Analytical strategies for a hardening market
As the market hardens, insurers often bridge the gap between pricing and actual experience by increasing rates and lowering capacity. Consequently, companies may experience increased premiums, higher retentions, lower policy limits, carve-outs of certain risks, or any combination of the above. They are asking: “Why did the price go up that much?” and “What can I do to mitigate this increase?”
Companies that regularly conduct actuarial analyses may already have significant information that will help them manage the impact of market deterioration.
Companies attuned to their unique loss history and current challenges prior to renewal have an advantage when negotiating rates and terms with carriers.
Pure loss rates and frequencies, common to most actuarial reports, can be tracked over long periods of time and are especially helpful in identifying trends. Many actuarial reports also contain breakout analyses by geography, injury type or claim type.
For example, an analysis for property perils, such as windstorms, fires, earthquakes and floods, may be completed based on a company’s unique loss history (if a sufficient volume of data is available), advanced catastrophe models of the company’s unique risk profile or a combination of the two. These analytics help companies identify trends in losses for certain perils over time, specific areas needing special attention and areas where the blend of risk retention and transfer may need further review in light of current pricing.
Companies attuned to their unique loss history and current challenges prior to renewal have an advantage when negotiating rates and terms with carriers. Demonstrating to underwriters any improved performance over time, reasons why the programme is unique in its sector and current strategies to address areas of concern may help mitigate rate increases.
Carriers typically welcome useful input that has been prepared in advance by an independent third-party actuary and will often share their internal workpapers for comparison purposes. This allows both parties to isolate any key areas of difference. Something as simple as an insurer using its overall internal loss development factors without giving credibility to the insured’s unique factors may result in a large dollar discrepancy for both the historic and the projected periods.
On the other hand, the results from an independent actuarial analysis may support a price increase. In this case, companies already relying on analytics may be ahead of the curve if they can present carriers with the strategies being implemented, or that are already in place, to deal with deterioration.
How to succeed

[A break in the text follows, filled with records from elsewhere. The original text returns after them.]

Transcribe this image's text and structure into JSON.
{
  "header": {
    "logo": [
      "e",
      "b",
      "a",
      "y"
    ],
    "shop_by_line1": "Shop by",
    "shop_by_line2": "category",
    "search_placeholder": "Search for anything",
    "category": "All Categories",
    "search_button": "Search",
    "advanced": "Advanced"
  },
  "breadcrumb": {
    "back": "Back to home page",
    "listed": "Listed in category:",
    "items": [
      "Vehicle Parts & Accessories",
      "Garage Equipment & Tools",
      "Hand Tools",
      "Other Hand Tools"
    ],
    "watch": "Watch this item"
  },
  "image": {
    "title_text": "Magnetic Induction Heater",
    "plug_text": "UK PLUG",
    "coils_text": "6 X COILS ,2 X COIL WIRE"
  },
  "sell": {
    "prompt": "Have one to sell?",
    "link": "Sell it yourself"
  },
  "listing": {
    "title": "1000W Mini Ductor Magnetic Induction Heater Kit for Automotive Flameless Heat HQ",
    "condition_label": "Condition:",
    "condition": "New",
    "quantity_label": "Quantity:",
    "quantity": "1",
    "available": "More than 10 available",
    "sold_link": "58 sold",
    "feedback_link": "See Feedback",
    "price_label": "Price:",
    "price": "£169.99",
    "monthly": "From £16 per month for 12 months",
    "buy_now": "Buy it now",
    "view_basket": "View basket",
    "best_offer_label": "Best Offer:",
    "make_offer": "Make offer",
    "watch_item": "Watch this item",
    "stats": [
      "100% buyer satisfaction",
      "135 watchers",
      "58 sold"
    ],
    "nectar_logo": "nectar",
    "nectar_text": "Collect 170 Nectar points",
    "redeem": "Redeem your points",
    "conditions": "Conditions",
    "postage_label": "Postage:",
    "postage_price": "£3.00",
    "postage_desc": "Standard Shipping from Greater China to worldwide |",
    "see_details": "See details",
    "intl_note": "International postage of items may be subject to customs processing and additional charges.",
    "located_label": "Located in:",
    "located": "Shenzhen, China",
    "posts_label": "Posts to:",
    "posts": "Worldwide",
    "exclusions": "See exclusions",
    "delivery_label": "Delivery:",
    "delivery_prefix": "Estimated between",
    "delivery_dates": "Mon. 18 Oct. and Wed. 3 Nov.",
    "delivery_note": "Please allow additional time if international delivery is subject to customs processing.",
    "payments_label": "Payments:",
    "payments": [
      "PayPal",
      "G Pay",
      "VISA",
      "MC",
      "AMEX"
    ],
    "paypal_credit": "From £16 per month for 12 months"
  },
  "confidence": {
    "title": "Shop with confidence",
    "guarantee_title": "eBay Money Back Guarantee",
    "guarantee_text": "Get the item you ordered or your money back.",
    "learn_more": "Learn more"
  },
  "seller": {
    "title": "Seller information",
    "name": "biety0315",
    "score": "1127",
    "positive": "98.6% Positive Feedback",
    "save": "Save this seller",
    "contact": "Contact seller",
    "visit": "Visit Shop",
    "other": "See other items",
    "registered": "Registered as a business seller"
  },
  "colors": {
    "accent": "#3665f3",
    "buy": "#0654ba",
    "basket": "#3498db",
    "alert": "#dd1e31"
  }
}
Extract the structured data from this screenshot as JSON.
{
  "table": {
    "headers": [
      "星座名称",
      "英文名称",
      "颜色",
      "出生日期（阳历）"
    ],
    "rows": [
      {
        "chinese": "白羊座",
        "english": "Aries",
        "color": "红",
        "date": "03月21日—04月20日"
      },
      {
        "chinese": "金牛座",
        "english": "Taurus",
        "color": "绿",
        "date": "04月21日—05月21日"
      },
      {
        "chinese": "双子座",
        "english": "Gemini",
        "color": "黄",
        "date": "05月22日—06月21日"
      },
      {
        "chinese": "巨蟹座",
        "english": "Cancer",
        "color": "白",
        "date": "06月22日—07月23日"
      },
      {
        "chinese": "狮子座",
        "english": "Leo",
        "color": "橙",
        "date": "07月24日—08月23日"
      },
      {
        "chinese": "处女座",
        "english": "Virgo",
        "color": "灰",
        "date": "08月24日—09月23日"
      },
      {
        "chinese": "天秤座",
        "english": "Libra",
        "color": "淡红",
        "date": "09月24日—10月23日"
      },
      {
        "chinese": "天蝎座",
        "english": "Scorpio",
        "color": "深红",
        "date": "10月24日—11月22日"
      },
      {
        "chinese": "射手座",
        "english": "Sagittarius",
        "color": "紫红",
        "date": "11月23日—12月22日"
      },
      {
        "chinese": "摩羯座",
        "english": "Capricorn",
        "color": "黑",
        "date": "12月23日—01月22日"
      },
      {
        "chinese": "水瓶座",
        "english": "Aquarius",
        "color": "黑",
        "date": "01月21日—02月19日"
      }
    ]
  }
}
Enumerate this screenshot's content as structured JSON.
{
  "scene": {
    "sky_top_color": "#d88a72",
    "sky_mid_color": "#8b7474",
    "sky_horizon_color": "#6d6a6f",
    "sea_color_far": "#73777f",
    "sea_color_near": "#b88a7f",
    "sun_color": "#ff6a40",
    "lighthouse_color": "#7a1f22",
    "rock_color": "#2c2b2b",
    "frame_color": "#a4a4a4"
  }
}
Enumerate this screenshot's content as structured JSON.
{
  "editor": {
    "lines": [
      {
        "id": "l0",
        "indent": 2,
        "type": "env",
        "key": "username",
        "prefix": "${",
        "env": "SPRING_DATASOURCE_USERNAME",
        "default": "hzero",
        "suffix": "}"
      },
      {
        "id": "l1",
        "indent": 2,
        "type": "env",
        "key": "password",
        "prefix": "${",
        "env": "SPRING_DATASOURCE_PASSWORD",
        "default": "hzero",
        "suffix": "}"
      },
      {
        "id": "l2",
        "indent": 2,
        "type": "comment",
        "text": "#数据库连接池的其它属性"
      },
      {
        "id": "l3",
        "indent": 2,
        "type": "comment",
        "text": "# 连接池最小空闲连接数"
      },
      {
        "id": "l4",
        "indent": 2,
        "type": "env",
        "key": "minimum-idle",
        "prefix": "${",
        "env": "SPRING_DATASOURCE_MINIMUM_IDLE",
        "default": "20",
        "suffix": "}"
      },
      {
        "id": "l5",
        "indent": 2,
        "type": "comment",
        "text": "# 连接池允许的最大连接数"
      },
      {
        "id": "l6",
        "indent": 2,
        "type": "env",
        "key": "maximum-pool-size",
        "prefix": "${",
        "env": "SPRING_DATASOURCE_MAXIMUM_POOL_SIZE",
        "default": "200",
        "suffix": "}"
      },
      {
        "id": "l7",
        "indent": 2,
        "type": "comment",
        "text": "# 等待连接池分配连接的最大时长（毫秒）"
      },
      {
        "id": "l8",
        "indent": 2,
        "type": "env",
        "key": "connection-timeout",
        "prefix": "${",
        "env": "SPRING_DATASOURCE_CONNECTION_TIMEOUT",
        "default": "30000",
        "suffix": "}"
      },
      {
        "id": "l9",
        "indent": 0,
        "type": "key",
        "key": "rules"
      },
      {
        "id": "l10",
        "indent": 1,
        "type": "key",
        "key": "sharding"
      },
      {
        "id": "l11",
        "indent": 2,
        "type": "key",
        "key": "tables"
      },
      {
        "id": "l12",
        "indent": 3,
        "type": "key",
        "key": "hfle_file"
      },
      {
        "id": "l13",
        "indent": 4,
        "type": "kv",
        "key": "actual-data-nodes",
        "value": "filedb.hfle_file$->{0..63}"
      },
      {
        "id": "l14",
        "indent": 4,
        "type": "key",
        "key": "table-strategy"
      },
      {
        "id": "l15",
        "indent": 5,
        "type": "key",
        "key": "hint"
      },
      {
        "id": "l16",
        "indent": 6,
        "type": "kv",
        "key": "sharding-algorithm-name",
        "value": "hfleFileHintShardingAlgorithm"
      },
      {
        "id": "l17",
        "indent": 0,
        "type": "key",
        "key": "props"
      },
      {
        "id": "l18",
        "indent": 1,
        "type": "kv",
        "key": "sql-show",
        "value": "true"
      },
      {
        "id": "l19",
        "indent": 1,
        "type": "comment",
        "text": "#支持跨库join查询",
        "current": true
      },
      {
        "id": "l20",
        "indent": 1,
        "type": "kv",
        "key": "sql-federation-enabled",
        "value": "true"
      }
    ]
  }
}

Companies new to using analytics must identify and address problem areas proactively and quickly. Over time, the success (or failure) of specific strategies for addressing the problematic areas may be monitored and adjusted based on the emerging data. This may involve even greater drill-down analytics by location or claim type.
Multiple sources suggest that liability rates are on the rise partially due to “social inflation”. While some industries, such as healthcare and transportation, have felt the direct impact of increased jury awards and defence costs, other industries are not left unaffected as insurers recognise the need to strengthen overall reserves. While this trend may be difficult to mitigate, estimating its potential impact on losses allows management to develop a plan for funding this expense. Analytics focused on litigated claims may be useful: injury type, reporting lag, settlement lag and overall trends in the percentage of litigated claims.
In a hardening market, analytics also serve to test the validity of alternative ways to transfer and retain risk. Companies may find value in the expanded use of existing captives or creation of new captives. Captives are to some extent insulated from the cyclical effects of the market. Mature captives with accumulated capital and surplus may be able to support the risk of funding more volume by increasing limits and/or expanding coverage for existing risks.
It may also be useful to consider diversifying the risk portfolio of the captive by adding new risks, whether traditional or emerging. Aggregating multiple risks in a captive often creates more stability in losses and expanded capacity for aggregate reinsurance solutions, thus reducing the total cost of risk. Analytics play an important role in this process, giving decision-makers the necessary information to assess the financial stability of the captive considering the effect of any proposed programme changes.
Analytics involved in the front-end captive feasibility process include a review of the impact of losses on proforma financial statements. This is an iterative process that allows companies to weigh the expected cost of various risk retention and transfer scenarios anticipated to be written by the captive. The effects of adverse loss scenarios are also reviewed to test the viability of the captive’s financial position under stress. These analytics assist in determining appropriate levels of startup capital and premium to support losses and expenses.
The goals of analytics in facing a hard market are similar to the overarching goals of an enterprise risk management strategy. This perspective can pivot companies away from questions focused on price increases and current market environment to questions centred on best strategies. In any enterprise risk process, risk should be identified, quantified and monitored to develop ongoing and changing strategies to finance and mitigate risk.
Analytics support all phases of this process: identifying emerging risks or problem areas; quantifying the related severity and frequency of each risk profile; and monitoring the effects of strategic processes implemented to mitigate risk in these areas.
Companies relying on analytics as a key tool for continually developing, monitoring and adjusting their strategic goals find confidence in decision-making and build stronger partnerships within the industry, irrespective of the state of the market. The hardening market has created an increased awareness of the need for data-driven decision making. Companies should take this opportunity to rely on analytics to develop new strategies to face current market conditions head on.
Lori Ussery is an actuarial consultant at Sigma.
Michelle Bradley a consulting actuary at Sigma. They can be contacted at: firstname.lastname@example.org